5. Turkey Extends Purge to Universities, Asking All Deans to Go
Isobel Finkel 7/19/16 Bloomberg
The purge is gaining force, and Erdogan is now going after academics. How will universities reopen this fall?
More Stories in our Spotlight This Week
6. How To Embrace Nationalism Responsibly
Lawrence Summers 7/10/16 Washington Post
Brexit might have been more about national identity than immigration policy.
7. Philippines V. China: Arbitration Outcomes
I attended the 6th annual CSIS conference on the South China Sea last week in Washington. The Chinese speaker was on the defensive about environmental concerns for coral reefs and fishing. This is a game changer for Chinese diplomacy with profound domestic implications (probably positive) for President Xi Jinping.
8. China is the Biggest Market in Fintech - the World Just Doesn't Know it Yet
Jason Jones 7/16/16 LendAcademy
9. Japan's Public Broadcaster Says Emperor Akihito Ready to Abdicate
Robin Harding 6/13/16 FT
The emperor has apparently made know his wish to resign, abdicating in favor of his son, who could also serve as regent. Could Queen Elizabeth do the same?
10. Obama slammed Polish democracy on Friday. Here’s how Polish TV proved him right.
Michael Birnbaum 7/9/16 Washington Post
More than 100 journalists have been dismissed or have resigned from Poland’s public broadcaster this year, a measure of the major changes underway there. Some journalists say that anyone perceived as critical of the Law and Justice party is now under threat.
President Obama's remarks were intentionally misrepresented by government media during his visit to Warsaw. At risk: the independence of Poland's high court. And another blow to freedom of the press worldwide.
11. Historical Echoes: The Fed's Cuban Connection
Mary Tao 7/15/16 Liberty Street
In 1926 the Atlanta Fed prevented a run on Cuban banks by shipping $26.5M in cash to Havana via gunboat before banks opened on Monday morning.
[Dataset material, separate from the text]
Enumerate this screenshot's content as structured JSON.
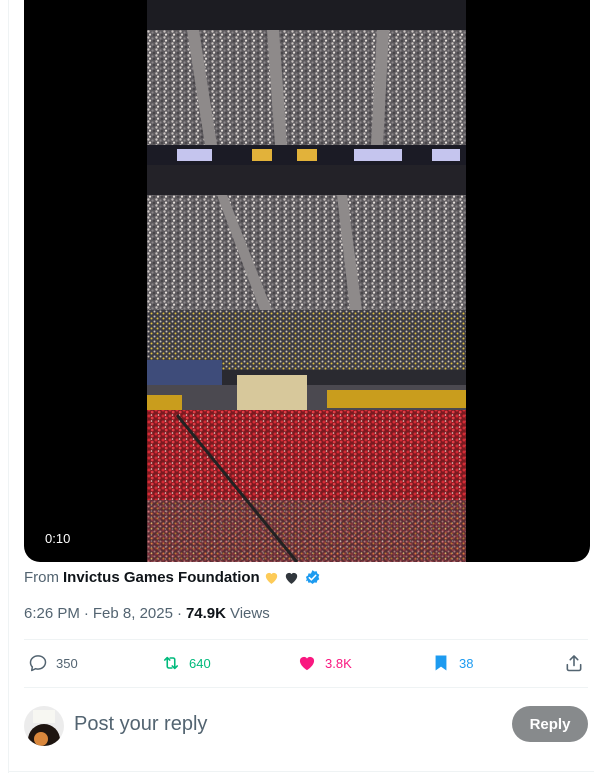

The Boston and Atlanta Feds both had offices in Cuba beginning in 1923 to protect US interests.
12. Most Heavily-Armed States in America
CBS News 7/18/16
New York is the least heavily armed; Washington DC is #2, after Wyoming.
EconVue Research and Insights
Growing Number of Fed Banks Lobby for Rate Hikes Michael Lewis 07/12/16
At their June meeting, FOMC members, hawks and doves alike, seemed to be in full retreat. In the “dot plot,” every member scaled back their expected future increases in the funds target in the near-, medium- and long-term. The median number of rate hikes expected in 2016, which went from four in the December 2015 dot plot to 2-3 in March 2016, crumpled to barely two +25BP moves expected in June. Many observers, not to mention the Fed futures market, scoffed at the FOMC’s resolve to do even that.
Data Round-Up: Single-Family Housing Starts Post Impressive Trend Gain Michael Lewis 07/19/16
Housing starts were up nicely in June, reaching 1.189 mm units (seasonally-adjusted at annual rate) from a downwardly-revised 1.135 mm units in May; this +4.8% gain was well above the consensus estimate. For 2016 to date, total starts are up a solid +8% vs. the same period in 2015. Single-family starts, the more economically-sensitive component, accounted for the majority of the June increase. They are up a very impressive +15% for 2016 to date vs. the first six months of 2015.
Obama Speaks: A Presidential Assessment of Obamacare David W. Johnson 07/19/16
Earlier this month, President Obama took the unprecedented step of authoring an academic research article in The Journal of the American Medical Association (JAMA) to document the Affordable Care Act’s (ACA) accomplishments and suggest improvements. EconVue expert David Johnson analyzes the President's arguments.
Finally, we end as we began, with Turkey. The transcript of today's conference call with Steven Cook, an expert on Turkey at the Council on Foreign Relations is here. His overall assessment is that Turkey is in chaos and that there will be an inevitable worsening of relations with the US. I asked the second question.